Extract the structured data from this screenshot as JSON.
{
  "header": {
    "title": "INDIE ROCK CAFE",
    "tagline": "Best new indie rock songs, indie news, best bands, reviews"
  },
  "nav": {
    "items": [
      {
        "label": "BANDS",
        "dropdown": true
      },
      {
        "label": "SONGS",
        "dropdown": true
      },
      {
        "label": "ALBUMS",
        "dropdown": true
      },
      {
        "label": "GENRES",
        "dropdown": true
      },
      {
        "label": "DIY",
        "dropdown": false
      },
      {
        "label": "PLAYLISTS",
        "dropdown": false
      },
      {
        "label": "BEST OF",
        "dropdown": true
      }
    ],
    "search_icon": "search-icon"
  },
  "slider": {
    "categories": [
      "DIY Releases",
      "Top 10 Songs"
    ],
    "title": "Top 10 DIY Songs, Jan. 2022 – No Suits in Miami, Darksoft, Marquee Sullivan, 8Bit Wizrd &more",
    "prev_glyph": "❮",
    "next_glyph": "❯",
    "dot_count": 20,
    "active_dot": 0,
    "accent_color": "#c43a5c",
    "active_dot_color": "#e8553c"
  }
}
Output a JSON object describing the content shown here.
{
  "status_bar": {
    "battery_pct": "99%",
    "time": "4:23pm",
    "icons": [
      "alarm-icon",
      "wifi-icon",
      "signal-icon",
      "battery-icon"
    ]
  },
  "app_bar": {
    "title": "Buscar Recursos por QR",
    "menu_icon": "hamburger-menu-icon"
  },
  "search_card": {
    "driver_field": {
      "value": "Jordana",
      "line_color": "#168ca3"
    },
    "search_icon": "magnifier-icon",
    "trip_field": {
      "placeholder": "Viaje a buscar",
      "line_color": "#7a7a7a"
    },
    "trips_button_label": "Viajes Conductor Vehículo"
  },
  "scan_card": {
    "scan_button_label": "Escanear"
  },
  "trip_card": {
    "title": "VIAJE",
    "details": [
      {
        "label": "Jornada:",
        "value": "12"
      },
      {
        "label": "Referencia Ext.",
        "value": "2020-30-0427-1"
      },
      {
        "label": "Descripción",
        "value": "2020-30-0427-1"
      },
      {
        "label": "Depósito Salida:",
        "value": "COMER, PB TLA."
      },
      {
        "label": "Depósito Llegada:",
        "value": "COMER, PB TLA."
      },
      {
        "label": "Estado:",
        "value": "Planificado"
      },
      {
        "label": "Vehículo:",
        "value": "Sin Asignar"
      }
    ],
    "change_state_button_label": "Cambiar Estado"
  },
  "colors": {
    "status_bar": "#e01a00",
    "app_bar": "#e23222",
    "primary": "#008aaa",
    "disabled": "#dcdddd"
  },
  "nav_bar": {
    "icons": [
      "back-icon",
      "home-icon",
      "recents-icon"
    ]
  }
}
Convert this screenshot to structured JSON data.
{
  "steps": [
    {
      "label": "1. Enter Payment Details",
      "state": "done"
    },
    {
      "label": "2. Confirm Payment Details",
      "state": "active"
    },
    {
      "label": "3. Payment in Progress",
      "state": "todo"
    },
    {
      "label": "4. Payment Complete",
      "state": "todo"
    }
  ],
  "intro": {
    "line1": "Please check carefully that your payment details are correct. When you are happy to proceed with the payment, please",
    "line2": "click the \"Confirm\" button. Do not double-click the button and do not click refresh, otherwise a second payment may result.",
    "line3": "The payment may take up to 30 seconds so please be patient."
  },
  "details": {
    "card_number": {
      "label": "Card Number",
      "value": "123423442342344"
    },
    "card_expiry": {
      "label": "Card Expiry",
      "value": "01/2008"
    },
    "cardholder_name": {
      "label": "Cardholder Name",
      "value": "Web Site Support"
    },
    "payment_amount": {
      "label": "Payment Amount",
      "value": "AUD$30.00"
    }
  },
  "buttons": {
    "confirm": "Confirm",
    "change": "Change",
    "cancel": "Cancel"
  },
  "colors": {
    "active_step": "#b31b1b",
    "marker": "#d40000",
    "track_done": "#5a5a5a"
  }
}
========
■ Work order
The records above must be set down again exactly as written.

■ Reply
Extract the structured data from this screenshot as JSON.
{
  "header": {
    "title": "INDIE ROCK CAFE",
    "tagline": "Best new indie rock songs, indie news, best bands, reviews"
  },
  "nav": {
    "items": [
      {
        "label": "BANDS",
        "dropdown": true
      },
      {
        "label": "SONGS",
        "dropdown": true
      },
      {
        "label": "ALBUMS",
        "dropdown": true
      },
      {
        "label": "GENRES",
        "dropdown": true
      },
      {
        "label": "DIY",
        "dropdown": false
      },
      {
        "label": "PLAYLISTS",
        "dropdown": false
      },
      {
        "label": "BEST OF",
        "dropdown": true
      }
    ],
    "search_icon": "search-icon"
  },
  "slider": {
    "categories": [
      "DIY Releases",
      "Top 10 Songs"
    ],
    "title": "Top 10 DIY Songs, Jan. 2022 – No Suits in Miami, Darksoft, Marquee Sullivan, 8Bit Wizrd &more",
    "prev_glyph": "❮",
    "next_glyph": "❯",
    "dot_count": 20,
    "active_dot": 0,
    "accent_color": "#c43a5c",
    "active_dot_color": "#e8553c"
  }
}
Output a JSON object describing the content shown here.
{
  "status_bar": {
    "battery_pct": "99%",
    "time": "4:23pm",
    "icons": [
      "alarm-icon",
      "wifi-icon",
      "signal-icon",
      "battery-icon"
    ]
  },
  "app_bar": {
    "title": "Buscar Recursos por QR",
    "menu_icon": "hamburger-menu-icon"
  },
  "search_card": {
    "driver_field": {
      "value": "Jordana",
      "line_color": "#168ca3"
    },
    "search_icon": "magnifier-icon",
    "trip_field": {
      "placeholder": "Viaje a buscar",
      "line_color": "#7a7a7a"
    },
    "trips_button_label": "Viajes Conductor Vehículo"
  },
  "scan_card": {
    "scan_button_label": "Escanear"
  },
  "trip_card": {
    "title": "VIAJE",
    "details": [
      {
        "label": "Jornada:",
        "value": "12"
      },
      {
        "label": "Referencia Ext.",
        "value": "2020-30-0427-1"
      },
      {
        "label": "Descripción",
        "value": "2020-30-0427-1"
      },
      {
        "label": "Depósito Salida:",
        "value": "COMER, PB TLA."
      },
      {
        "label": "Depósito Llegada:",
        "value": "COMER, PB TLA."
      },
      {
        "label": "Estado:",
        "value": "Planificado"
      },
      {
        "label": "Vehículo:",
        "value": "Sin Asignar"
      }
    ],
    "change_state_button_label": "Cambiar Estado"
  },
  "colors": {
    "status_bar": "#e01a00",
    "app_bar": "#e23222",
    "primary": "#008aaa",
    "disabled": "#dcdddd"
  },
  "nav_bar": {
    "icons": [
      "back-icon",
      "home-icon",
      "recents-icon"
    ]
  }
}
Convert this screenshot to structured JSON data.
{
  "steps": [
    {
      "label": "1. Enter Payment Details",
      "state": "done"
    },
    {
      "label": "2. Confirm Payment Details",
      "state": "active"
    },
    {
      "label": "3. Payment in Progress",
      "state": "todo"
    },
    {
      "label": "4. Payment Complete",
      "state": "todo"
    }
  ],
  "intro": {
    "line1": "Please check carefully that your payment details are correct. When you are happy to proceed with the payment, please",
    "line2": "click the \"Confirm\" button. Do not double-click the button and do not click refresh, otherwise a second payment may result.",
    "line3": "The payment may take up to 30 seconds so please be patient."
  },
  "details": {
    "card_number": {
      "label": "Card Number",
      "value": "123423442342344"
    },
    "card_expiry": {
      "label": "Card Expiry",
      "value": "01/2008"
    },
    "cardholder_name": {
      "label": "Cardholder Name",
      "value": "Web Site Support"
    },
    "payment_amount": {
      "label": "Payment Amount",
      "value": "AUD$30.00"
    }
  },
  "buttons": {
    "confirm": "Confirm",
    "change": "Change",
    "cancel": "Cancel"
  },
  "colors": {
    "active_step": "#b31b1b",
    "marker": "#d40000",
    "track_done": "#5a5a5a"
  }
}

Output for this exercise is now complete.